Several years ago, I wrote a profile piece for "Guideposts for Kids." To make a long story short, the photography session they'd set up for aquiring the photo they needed for the publication fell through, and the magazine's art director called me and asked if I could take a picture for them. I agreed, but since I am in no way a photographer, I asked if he would tell me exactly what he wanted while I recorded it on my phone--just so I wouldn't make any mistakes.
To my surprise, he cleared his throat, and haltingly said, "Uh, I, uh, I have a cold."
From that experience, I learned editors REALLY are people. Like me, they have difficult, yet hopefully fun, jobs to do; and yet they also have insecurities. The only problem is they happen to hold the fruit of my dreams in their hands.
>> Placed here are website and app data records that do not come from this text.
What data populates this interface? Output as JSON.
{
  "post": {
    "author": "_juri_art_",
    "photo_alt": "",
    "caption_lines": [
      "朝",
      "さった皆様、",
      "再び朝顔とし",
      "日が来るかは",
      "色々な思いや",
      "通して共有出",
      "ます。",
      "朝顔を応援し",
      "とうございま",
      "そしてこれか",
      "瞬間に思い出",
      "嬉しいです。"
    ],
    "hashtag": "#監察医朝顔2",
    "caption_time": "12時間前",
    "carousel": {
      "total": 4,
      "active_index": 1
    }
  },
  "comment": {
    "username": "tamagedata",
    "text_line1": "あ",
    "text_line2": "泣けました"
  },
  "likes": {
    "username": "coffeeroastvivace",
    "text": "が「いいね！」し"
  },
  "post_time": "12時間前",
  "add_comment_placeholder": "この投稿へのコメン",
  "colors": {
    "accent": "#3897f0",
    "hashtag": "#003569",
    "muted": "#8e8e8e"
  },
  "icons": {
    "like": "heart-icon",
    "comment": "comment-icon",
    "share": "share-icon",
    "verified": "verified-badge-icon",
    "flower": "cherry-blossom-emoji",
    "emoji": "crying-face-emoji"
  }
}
But still, knowing they're people helps me navigate the publishing maze.
You know, in many ways, it's like working with a well-meaning but not all-knowing building contractor. Most of the time he's correct and knows exactly what he's doing, but not always. Sometimes a laundry drain doesn't work right or a wall isn't perfectly square. And sometimes an editor rejects us. But, hey, he's (or she's) only human. They make mistakes, too. I just hope I can tell the difference between a mistake and an opportunity to correct--or rebuild, as the case may be.